Why airline alliances are good for fliers

The Star Alliance’s 15th birthday this month reminds me that a global airline alliance is one of the most fascinating concepts in the history of commercial aviation. It’s also an example of the airline industry’s creative thinking aimed at increasing revenues. However, unlike some of the questionable practices I described in “Decoding Air Travel,” this one has dramatically improved the customer experience.

It’s fascinating for me personally, because it combines my two passions and areas of expertise, international affairs and air travel. In fact, what alliance executive teams do every day is nothing short of diplomacy. International negotiations and dispute resolution are two of their specialties, and a big part of their duties is selecting new members, not unlike NATO and the European Union.

When Star was formed in 1997, the idea was not only to represent its members’ best interests — that’s primarily the job of trade associations — but to boost business by feeding passengers from one carrier to another in the smoothest possible way. Soon, airline diplomacy began in earnest — first among alliance members, which after all are rivals in a fiercely competitive industry, and then with airports, transportation authorities and governments around the world. The other two global alliances are Oneworld and SkyTeam…

Airlines still think customers are stupid

While most U.S. airlines have learned to be relatively honest with their best customers, many of their foreign peers have not yet realized that travelers are not as stupid as to fall for their PR spin and questionable practices.

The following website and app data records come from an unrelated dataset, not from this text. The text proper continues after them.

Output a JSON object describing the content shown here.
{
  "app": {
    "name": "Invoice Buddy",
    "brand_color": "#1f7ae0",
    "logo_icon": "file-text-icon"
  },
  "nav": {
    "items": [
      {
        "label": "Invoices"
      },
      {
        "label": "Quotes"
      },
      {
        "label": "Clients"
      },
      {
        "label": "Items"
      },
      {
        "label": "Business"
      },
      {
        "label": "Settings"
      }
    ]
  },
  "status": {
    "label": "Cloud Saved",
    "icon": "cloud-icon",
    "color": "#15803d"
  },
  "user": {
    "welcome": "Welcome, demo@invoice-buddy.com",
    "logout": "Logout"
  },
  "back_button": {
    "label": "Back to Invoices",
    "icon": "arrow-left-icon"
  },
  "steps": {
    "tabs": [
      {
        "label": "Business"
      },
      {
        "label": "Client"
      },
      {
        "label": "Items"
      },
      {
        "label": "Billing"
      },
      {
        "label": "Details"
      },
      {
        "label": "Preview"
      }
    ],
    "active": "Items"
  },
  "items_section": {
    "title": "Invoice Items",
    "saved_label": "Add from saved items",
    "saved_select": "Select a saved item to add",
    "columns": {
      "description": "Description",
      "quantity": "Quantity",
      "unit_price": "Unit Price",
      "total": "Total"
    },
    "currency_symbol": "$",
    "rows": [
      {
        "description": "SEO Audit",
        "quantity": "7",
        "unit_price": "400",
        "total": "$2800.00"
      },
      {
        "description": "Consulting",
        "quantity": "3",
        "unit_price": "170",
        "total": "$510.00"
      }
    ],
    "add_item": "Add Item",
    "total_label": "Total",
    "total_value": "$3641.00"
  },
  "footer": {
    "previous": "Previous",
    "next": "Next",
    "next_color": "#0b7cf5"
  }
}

It’s time for those carriers to wake up to the fact that it’s the end of 2011, and much in the airline industry is rather transparent to those of us who pay attention. Trying to persuade customers that bad news is actually good may be an essential PR trick, but in today’s hyper-connected world, it’s not hard to figure out someone’s true intentions. Among the airlines still using the old playbook is British Airways, which is surprising for such a major and quite good global carrier…

The benefits of non-airline credit cards

You may have seen TV commercials featuring American Express or Capital One credit cards that promise points or miles with the clout to get you any seat on any airline without blackout dates. Those financial services companies try to distinguish their own loyalty schemes from airline programs, which restrict access to award seats.

Non-airline programs are not affected by award seat limits, because they don’t need award availability to book you on a flight. Instead, they sell you a regular revenue ticket, charge the ticket price on your credit card, then credit the cash amount back to your card and take miles or points out of your account, whose number is based on a standard formula…

‘Tweaking’ airlines’ yield management

Have you been accused by airline agents of trying to “game the system” by asking if they could open up for mileage redemption seats they obviously won’t sell for cash? Now a top airline executive is encouraging fliers to alert agents when the system fails in its predictability, so it can be “tweaked.”

Before you do that, however, make sure you know what you are talking about — learn all booking codes used by the respective carrier, if you haven’t already, and be able to access and understand its inventory data. Just because there are dozens of open business-class seats months before a flight doesn’t mean you are entitled to an upgrade or an “award” ticket…

United executive breaks old barriers

Is there an inherent conflict between the desires of loyal customers and a travel company’s interests? For years, executives have been acting as if there is, despite of what they might say in public. One of them, however, has actually shown that what’s good for travelers doesn’t have to be bad for business.

Graham Atkinson has been president of United Airlines’ frequent-flier program, Mileage Plus, for only 16 months, but while some questionable policies remain in place, he has made a big difference for the better. His approach is not simply to please the carrier’s best customers…

Hotels offer flexibility to earn loyalty

What makes a hotel loyalty program most competitive? Is it the elite benefits it grants its best customers or the variety of options it offers for redeeming earned points? Does it matter who’s asking: a program executive or a traveler?

It turns out, it does. As a customer, if I decide to be loyal to a hotel chain, the first thing I do is look up the requirements for achieving top elite status, and then the benefits that status would give me. Only after that do I consider the value of the program’s points. However, Steven S. Sickel, senior vice president for distribution and relationship marketing at the InterContinental Hotels Group, who oversees the chain’s loyalty scheme, Priority Club, has a different perspective…

Airlines try to unload frequent-flier miles

Is the airline industry having a change of heart about the way it lets you spend your frequent-flier miles? After years of making mileage redemption difficult by limiting seats and adding steep fees for “free” tickets, the first signs are now emerging of some carriers’ realization that those policies may be backfiring.

Not only have they alienated customers, but they appear to have weighed heavily on the airlines’ books, in which unused miles are a major liability. United Airlines, in particular, seems to really want you to burn your miles. After discounting domestic and European mileage tickets this year, it became the first major carrier last week to eliminate “close-in fees” of up to $100 for booking an “award” less than 21 days before travel…

United risks customer loyalty over award blocking

United Airlines seems to be playing a dangerous game. It has implemented an “award” redemption policy that saves the carrier a lot of money but has been denounced by loyal customers as deceitful. In frustration, some of those passengers are turning their backs on United, depriving it of valuable revenue.

The customers want the airline to stop blocking “award” seats on flights operated by United’s partners in the global Star Alliance, which those carriers have made available for mileage tickets. United, however, is balking. Apparently, it saves more money by not having to pay its partners for those seats than it loses by driving some passengers away. It’s likely to continue to balk until the balance shifts. But how long will it take?…